An experimental approach is developed and utilized to characterize the fiber-matrix interfacial debonding mechanism and its effect on matrix cracking in unidirectional (UD) fiber composites. Local deformation response at the fiber-matrix interface is first studied by analyzing the strain fields developed in the vicinity of macro fibers in single-fiber samples. A practical approach for the identification of normal cohesive behavior at the fiber-matrix interface is presented and implemented in a finite element model that replicates the experimental findings. Fiber-to-fiber interaction, debond formation, and failure mechanisms in multiple fiber systems are then studied by varying the distance and angle between adjacent fibers in double-fiber samples. The experimental results indicate that the spacing and angular orientation between adjacent fibers affect the interface debond initiation and propagation, as well as subsequent matrix failure mechanisms.
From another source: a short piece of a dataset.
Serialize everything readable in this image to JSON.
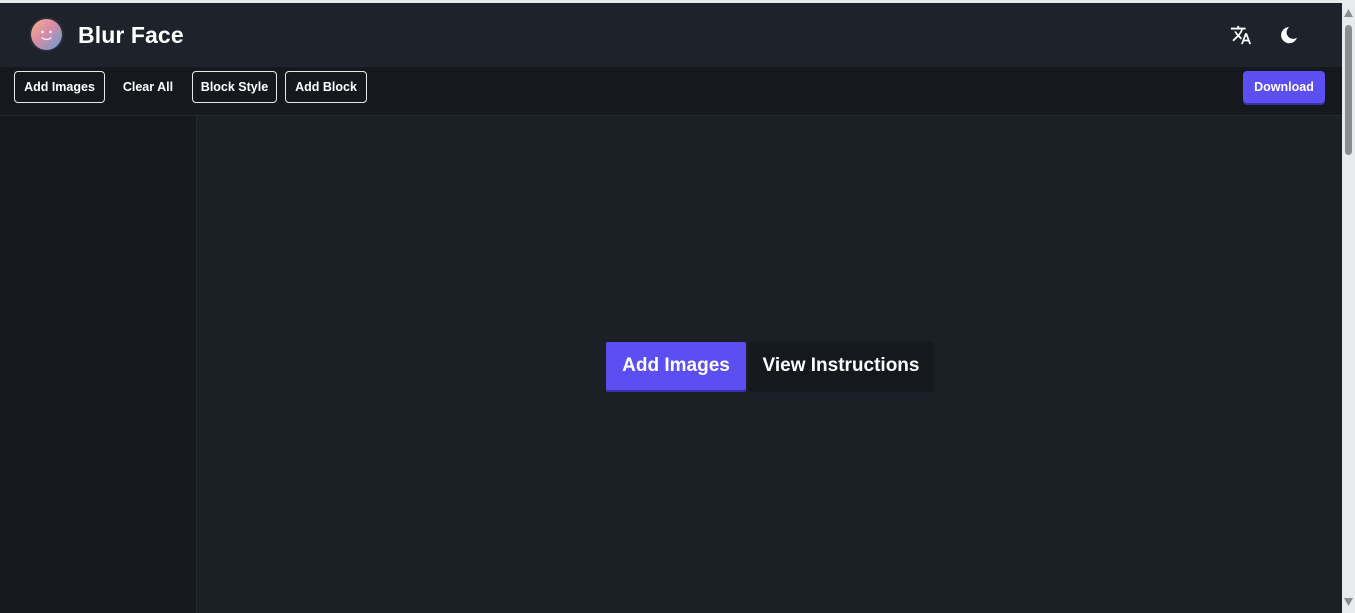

It is also shown that compared with fiber spacing, angular distance has a more significant effect on matrix cracking in UD composites under transverse tension. Results presented in this work provide an experimental-based quantitative insight into the mechanics of fiber-matrix interface using in-situ full-field measurements.
All Science Journal Classification (ASJC) codes
- Mechanics of Materials
- Ceramics and Composites
- Mechanical Engineering